Ahsoka: Sabine Wren doesn’t need the Force

Ahsoka episode 4. Image courtesy StarWars.com
Ahsoka episode 4. Image courtesy StarWars.com /

Out of everything that occurs in Ahsoka, perhaps the most divisive is Sabine Wren’s turn from Mandalorian to a Jedi or a Mandalorian Jedi. Not only is this unexpected, but it’s unnecessary. Sabine Wren was always a very compelling character. As a Mandalorian warrior, she has the upper hand over most opponents. Mandalorians may not wield the Force, but they can defeat anyone, even Jedi. With such a strong backstory, does Sabine really require the Force to make her a better character?

Dave Filoni makes it immediately clear at the start of the series that Ahsoka has been training Sabine but walked away from her before she could complete her training. It’s clarified later on in the series that the reason Ahsoka walks away from Sabine is because she fears Sabine wants to be a Jedi for all the wrong reasons. Ahsoka fears that by unlocking her potential, Sabine will become too dangerous. That’s fair and understandable because, at that point, Ahsoka was dealing with her trauma and guilt over Anakin Skywalker’s fall to the dark side.

However, Sabine could’ve become someone who trains as a Jedi despite having little to no ability to harness the Force. Not only does the series fail to give a strong reason for why she decides to be a Jedi or comes to believe that her Mandalorian abilities aren’t enough against the enemy, but it also takes Sabine from someone who can barely move a mug to someone who can even sense the presence of a Force ghost. She seems desperate to use the Force, as if she isn’t powerful enough without it. By the end of the series, she helps Ezra Force jump and reach Thrawn’s ship.
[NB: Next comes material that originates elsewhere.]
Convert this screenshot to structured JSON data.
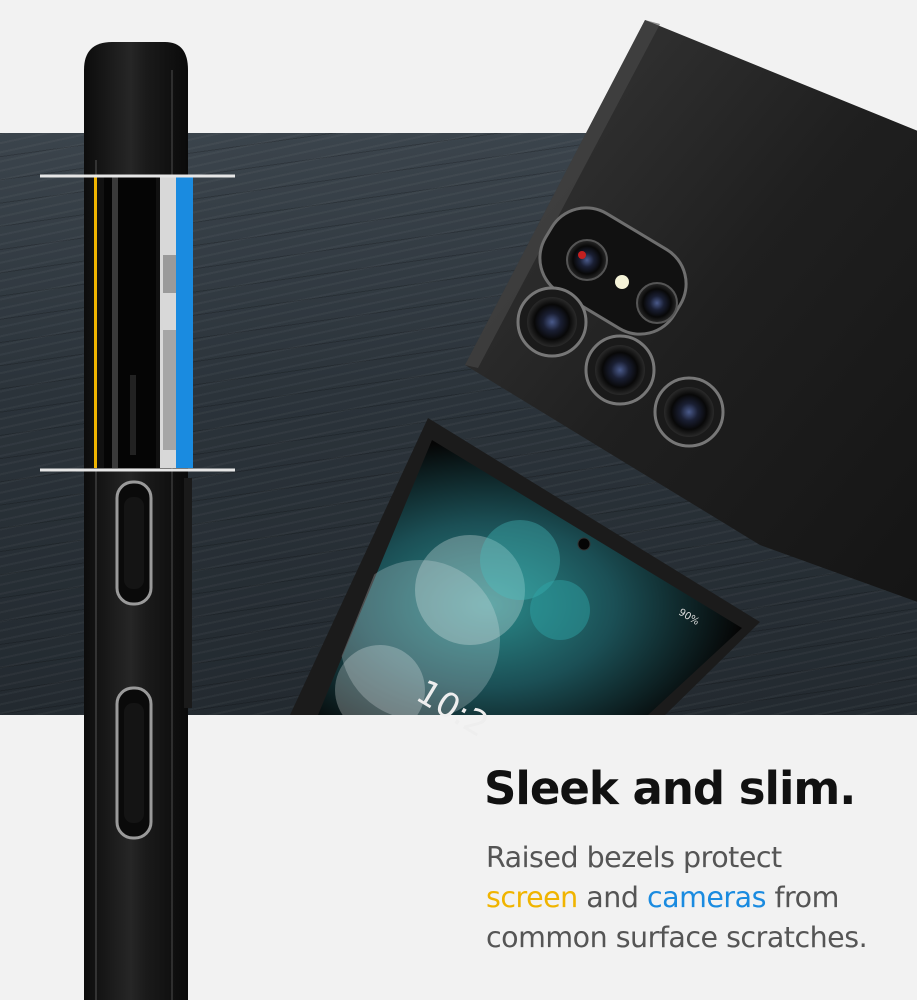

While it’s an exciting moment, it’s not quite convincing. Just a few episodes earlier, Sabine made the selfish choice to save her friend, who may or may not have been alive, and gambled away the fate of her friends and galaxy. At the end of the series, instead of facing some kind of consequence for her actions, she’s rewarded with powerful Force abilities.

As a result, Sabine is now a Mandalorian Jedi. Star Wars has officially confirmed her status as a Jedi, making sure that there remains no doubt about her status. No, the next Tarre Viszla won’t be Grogu, it’s Sabine Wren. Which is fine, but there is no indication of it in Star Wars Rebels. Perhaps Dave Filoni wanted to keep it a secret. Still, it makes little sense. Kanan Jarrus and Ezra Bridger help Sabine learn how to wield the Darksaber, and neither suspects that she’s Force-sensitive. By making Sabine powerful in the Force, Filoni is essentially saying that anyone can be just as powerful if they train hard enough to unlock their abilities. The only thing that kept other Mandalorians from becoming Jedi was their mindset. Maybe they didn’t believe in the Force enough. However, if Sabine can be a Jedi, does this mean that other Mandalorians, such as Din Djarin, can also learn to wield the Force?

Maybe the answer is yes, but it’s something that will never be explored. Din Djarin no longer has the Darksaber, and The Mandalorian never delves into why he can never learn how to wield it. Sabine overcame her emotional struggles during Star Wars Rebels, and this is how she learned to control the Darksaber. However, throughout Rebels, Sabine fought alongside her Jedi friends just as well as they did, so the decision to make her Force-sensitive doesn’t make much sense. Maybe her Jedi friends inspired her to learn Jedi philosophy, but she could follow Ahsoka’s teachings without the Force. The series starts out by telling us, through Huyang, that Sabine has the weakest Force abilities of any Jedi Padawan he’s ever seen but ends with her looking like one of the most powerful ones.

Sabine never needed the Force to begin with because she’s a mighty Mandalorian warrior, and Mandalorians deserve more credit. A few lessons on how to control her impulses may have helped fine-tune her abilities as a Mandalorian warrior, and learning to believe in the Force should help her control her emotions. Instead, Sabine is shown acting on her emotions and being rewarded for it. She ends up with Force-abilities that she’s just as powerful without, and the series fails to explain why this was necessary. The Mandalorian makes it clear that anyone can be a Mandalorian warrior, even if they’re not born on Mandalore. They need to believe in the Way of the Mand’alor. Similarly, it would’ve been better if Sabine was declared a Jedi with little to no ability to wield the Force because believing in the Force and following the Jedi way is enough to be a Jedi.

Clearly, that’s not what Dave Filoni believes.

Ahsoka is streaming on Disney+.